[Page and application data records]
━━━━

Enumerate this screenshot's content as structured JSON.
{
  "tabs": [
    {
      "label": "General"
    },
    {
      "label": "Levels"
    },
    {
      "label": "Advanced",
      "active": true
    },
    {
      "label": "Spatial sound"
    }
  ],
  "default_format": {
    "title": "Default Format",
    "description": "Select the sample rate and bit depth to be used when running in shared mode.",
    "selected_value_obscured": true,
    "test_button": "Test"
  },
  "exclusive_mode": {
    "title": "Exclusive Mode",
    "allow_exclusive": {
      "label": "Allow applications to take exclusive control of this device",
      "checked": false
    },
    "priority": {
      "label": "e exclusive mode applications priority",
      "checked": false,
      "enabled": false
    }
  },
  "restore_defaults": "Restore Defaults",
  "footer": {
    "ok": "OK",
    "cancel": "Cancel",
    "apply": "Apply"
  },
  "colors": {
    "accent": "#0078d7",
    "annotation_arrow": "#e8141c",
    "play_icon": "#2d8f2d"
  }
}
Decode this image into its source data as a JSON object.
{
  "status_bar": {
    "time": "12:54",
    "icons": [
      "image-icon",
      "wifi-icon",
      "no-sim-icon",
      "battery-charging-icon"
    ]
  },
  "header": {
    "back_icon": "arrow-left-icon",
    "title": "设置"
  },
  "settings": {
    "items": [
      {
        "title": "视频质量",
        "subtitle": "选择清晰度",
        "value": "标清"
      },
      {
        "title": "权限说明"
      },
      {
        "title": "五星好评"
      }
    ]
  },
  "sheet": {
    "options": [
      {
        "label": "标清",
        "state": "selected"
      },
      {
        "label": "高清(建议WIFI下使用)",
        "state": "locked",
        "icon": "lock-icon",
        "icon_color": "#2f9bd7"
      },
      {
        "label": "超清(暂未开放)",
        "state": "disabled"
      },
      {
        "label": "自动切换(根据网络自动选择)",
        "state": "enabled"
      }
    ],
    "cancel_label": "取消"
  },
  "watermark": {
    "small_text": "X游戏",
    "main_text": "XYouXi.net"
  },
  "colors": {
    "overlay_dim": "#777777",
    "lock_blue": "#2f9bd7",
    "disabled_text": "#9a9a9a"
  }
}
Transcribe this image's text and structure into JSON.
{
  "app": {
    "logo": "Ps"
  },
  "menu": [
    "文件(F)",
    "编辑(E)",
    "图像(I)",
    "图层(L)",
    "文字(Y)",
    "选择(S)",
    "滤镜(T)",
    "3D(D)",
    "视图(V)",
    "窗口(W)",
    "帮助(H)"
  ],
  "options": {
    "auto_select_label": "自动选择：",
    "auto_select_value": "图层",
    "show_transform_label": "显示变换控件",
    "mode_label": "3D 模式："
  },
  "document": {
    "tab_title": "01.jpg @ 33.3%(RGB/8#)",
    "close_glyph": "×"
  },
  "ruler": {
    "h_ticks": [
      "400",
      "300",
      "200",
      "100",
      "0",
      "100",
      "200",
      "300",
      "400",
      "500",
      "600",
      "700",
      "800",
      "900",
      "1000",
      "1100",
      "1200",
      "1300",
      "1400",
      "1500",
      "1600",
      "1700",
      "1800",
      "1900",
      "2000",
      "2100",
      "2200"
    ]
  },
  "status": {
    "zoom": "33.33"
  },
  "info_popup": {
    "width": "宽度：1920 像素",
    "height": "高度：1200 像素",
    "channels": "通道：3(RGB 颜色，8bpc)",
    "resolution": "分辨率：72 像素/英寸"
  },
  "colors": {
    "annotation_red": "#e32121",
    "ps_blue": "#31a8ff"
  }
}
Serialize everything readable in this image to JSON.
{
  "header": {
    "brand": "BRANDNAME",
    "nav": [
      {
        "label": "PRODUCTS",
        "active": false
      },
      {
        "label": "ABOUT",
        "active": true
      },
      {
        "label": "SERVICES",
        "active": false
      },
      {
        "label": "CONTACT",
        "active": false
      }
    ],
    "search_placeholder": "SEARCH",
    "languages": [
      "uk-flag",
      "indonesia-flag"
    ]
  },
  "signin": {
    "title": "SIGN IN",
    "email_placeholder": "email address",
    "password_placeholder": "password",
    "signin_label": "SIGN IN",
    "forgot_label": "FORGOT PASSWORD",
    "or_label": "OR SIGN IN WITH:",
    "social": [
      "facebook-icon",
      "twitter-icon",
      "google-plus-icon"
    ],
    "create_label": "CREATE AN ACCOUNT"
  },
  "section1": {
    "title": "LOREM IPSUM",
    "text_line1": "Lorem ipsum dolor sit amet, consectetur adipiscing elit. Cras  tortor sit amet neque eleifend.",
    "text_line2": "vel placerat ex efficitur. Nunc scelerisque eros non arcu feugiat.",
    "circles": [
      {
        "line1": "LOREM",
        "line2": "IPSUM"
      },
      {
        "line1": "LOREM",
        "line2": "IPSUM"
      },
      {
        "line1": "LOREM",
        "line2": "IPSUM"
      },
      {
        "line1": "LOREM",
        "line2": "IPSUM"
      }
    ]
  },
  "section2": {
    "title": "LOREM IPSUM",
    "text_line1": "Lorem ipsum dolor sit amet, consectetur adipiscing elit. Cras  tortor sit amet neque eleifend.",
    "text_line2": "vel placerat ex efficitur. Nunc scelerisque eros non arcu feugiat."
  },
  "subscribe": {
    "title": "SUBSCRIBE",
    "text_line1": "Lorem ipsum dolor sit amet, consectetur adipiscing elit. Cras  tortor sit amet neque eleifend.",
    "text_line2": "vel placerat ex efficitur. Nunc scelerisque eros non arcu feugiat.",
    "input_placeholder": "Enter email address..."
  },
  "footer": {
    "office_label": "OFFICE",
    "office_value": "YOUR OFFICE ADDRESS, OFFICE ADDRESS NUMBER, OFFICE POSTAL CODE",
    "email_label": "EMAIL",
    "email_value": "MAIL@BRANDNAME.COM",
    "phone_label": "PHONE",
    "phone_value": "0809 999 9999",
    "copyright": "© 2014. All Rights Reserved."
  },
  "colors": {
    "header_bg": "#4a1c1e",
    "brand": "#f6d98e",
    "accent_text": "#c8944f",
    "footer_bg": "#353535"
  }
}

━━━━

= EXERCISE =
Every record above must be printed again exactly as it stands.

= ANSWER TO THIS EXERCISE =
Enumerate this screenshot's content as structured JSON.
{
  "tabs": [
    {
      "label": "General"
    },
    {
      "label": "Levels"
    },
    {
      "label": "Advanced",
      "active": true
    },
    {
      "label": "Spatial sound"
    }
  ],
  "default_format": {
    "title": "Default Format",
    "description": "Select the sample rate and bit depth to be used when running in shared mode.",
    "selected_value_obscured": true,
    "test_button": "Test"
  },
  "exclusive_mode": {
    "title": "Exclusive Mode",
    "allow_exclusive": {
      "label": "Allow applications to take exclusive control of this device",
      "checked": false
    },
    "priority": {
      "label": "e exclusive mode applications priority",
      "checked": false,
      "enabled": false
    }
  },
  "restore_defaults": "Restore Defaults",
  "footer": {
    "ok": "OK",
    "cancel": "Cancel",
    "apply": "Apply"
  },
  "colors": {
    "accent": "#0078d7",
    "annotation_arrow": "#e8141c",
    "play_icon": "#2d8f2d"
  }
}
Decode this image into its source data as a JSON object.
{
  "status_bar": {
    "time": "12:54",
    "icons": [
      "image-icon",
      "wifi-icon",
      "no-sim-icon",
      "battery-charging-icon"
    ]
  },
  "header": {
    "back_icon": "arrow-left-icon",
    "title": "设置"
  },
  "settings": {
    "items": [
      {
        "title": "视频质量",
        "subtitle": "选择清晰度",
        "value": "标清"
      },
      {
        "title": "权限说明"
      },
      {
        "title": "五星好评"
      }
    ]
  },
  "sheet": {
    "options": [
      {
        "label": "标清",
        "state": "selected"
      },
      {
        "label": "高清(建议WIFI下使用)",
        "state": "locked",
        "icon": "lock-icon",
        "icon_color": "#2f9bd7"
      },
      {
        "label": "超清(暂未开放)",
        "state": "disabled"
      },
      {
        "label": "自动切换(根据网络自动选择)",
        "state": "enabled"
      }
    ],
    "cancel_label": "取消"
  },
  "watermark": {
    "small_text": "X游戏",
    "main_text": "XYouXi.net"
  },
  "colors": {
    "overlay_dim": "#777777",
    "lock_blue": "#2f9bd7",
    "disabled_text": "#9a9a9a"
  }
}
Transcribe this image's text and structure into JSON.
{
  "app": {
    "logo": "Ps"
  },
  "menu": [
    "文件(F)",
    "编辑(E)",
    "图像(I)",
    "图层(L)",
    "文字(Y)",
    "选择(S)",
    "滤镜(T)",
    "3D(D)",
    "视图(V)",
    "窗口(W)",
    "帮助(H)"
  ],
  "options": {
    "auto_select_label": "自动选择：",
    "auto_select_value": "图层",
    "show_transform_label": "显示变换控件",
    "mode_label": "3D 模式："
  },
  "document": {
    "tab_title": "01.jpg @ 33.3%(RGB/8#)",
    "close_glyph": "×"
  },
  "ruler": {
    "h_ticks": [
      "400",
      "300",
      "200",
      "100",
      "0",
      "100",
      "200",
      "300",
      "400",
      "500",
      "600",
      "700",
      "800",
      "900",
      "1000",
      "1100",
      "1200",
      "1300",
      "1400",
      "1500",
      "1600",
      "1700",
      "1800",
      "1900",
      "2000",
      "2100",
      "2200"
    ]
  },
  "status": {
    "zoom": "33.33"
  },
  "info_popup": {
    "width": "宽度：1920 像素",
    "height": "高度：1200 像素",
    "channels": "通道：3(RGB 颜色，8bpc)",
    "resolution": "分辨率：72 像素/英寸"
  },
  "colors": {
    "annotation_red": "#e32121",
    "ps_blue": "#31a8ff"
  }
}
Serialize everything readable in this image to JSON.
{
  "header": {
    "brand": "BRANDNAME",
    "nav": [
      {
        "label": "PRODUCTS",
        "active": false
      },
      {
        "label": "ABOUT",
        "active": true
      },
      {
        "label": "SERVICES",
        "active": false
      },
      {
        "label": "CONTACT",
        "active": false
      }
    ],
    "search_placeholder": "SEARCH",
    "languages": [
      "uk-flag",
      "indonesia-flag"
    ]
  },
  "signin": {
    "title": "SIGN IN",
    "email_placeholder": "email address",
    "password_placeholder": "password",
    "signin_label": "SIGN IN",
    "forgot_label": "FORGOT PASSWORD",
    "or_label": "OR SIGN IN WITH:",
    "social": [
      "facebook-icon",
      "twitter-icon",
      "google-plus-icon"
    ],
    "create_label": "CREATE AN ACCOUNT"
  },
  "section1": {
    "title": "LOREM IPSUM",
    "text_line1": "Lorem ipsum dolor sit amet, consectetur adipiscing elit. Cras  tortor sit amet neque eleifend.",
    "text_line2": "vel placerat ex efficitur. Nunc scelerisque eros non arcu feugiat.",
    "circles": [
      {
        "line1": "LOREM",
        "line2": "IPSUM"
      },
      {
        "line1": "LOREM",
        "line2": "IPSUM"
      },
      {
        "line1": "LOREM",
        "line2": "IPSUM"
      },
      {
        "line1": "LOREM",
        "line2": "IPSUM"
      }
    ]
  },
  "section2": {
    "title": "LOREM IPSUM",
    "text_line1": "Lorem ipsum dolor sit amet, consectetur adipiscing elit. Cras  tortor sit amet neque eleifend.",
    "text_line2": "vel placerat ex efficitur. Nunc scelerisque eros non arcu feugiat."
  },
  "subscribe": {
    "title": "SUBSCRIBE",
    "text_line1": "Lorem ipsum dolor sit amet, consectetur adipiscing elit. Cras  tortor sit amet neque eleifend.",
    "text_line2": "vel placerat ex efficitur. Nunc scelerisque eros non arcu feugiat.",
    "input_placeholder": "Enter email address..."
  },
  "footer": {
    "office_label": "OFFICE",
    "office_value": "YOUR OFFICE ADDRESS, OFFICE ADDRESS NUMBER, OFFICE POSTAL CODE",
    "email_label": "EMAIL",
    "email_value": "MAIL@BRANDNAME.COM",
    "phone_label": "PHONE",
    "phone_value": "0809 999 9999",
    "copyright": "© 2014. All Rights Reserved."
  },
  "colors": {
    "header_bg": "#4a1c1e",
    "brand": "#f6d98e",
    "accent_text": "#c8944f",
    "footer_bg": "#353535"
  }
}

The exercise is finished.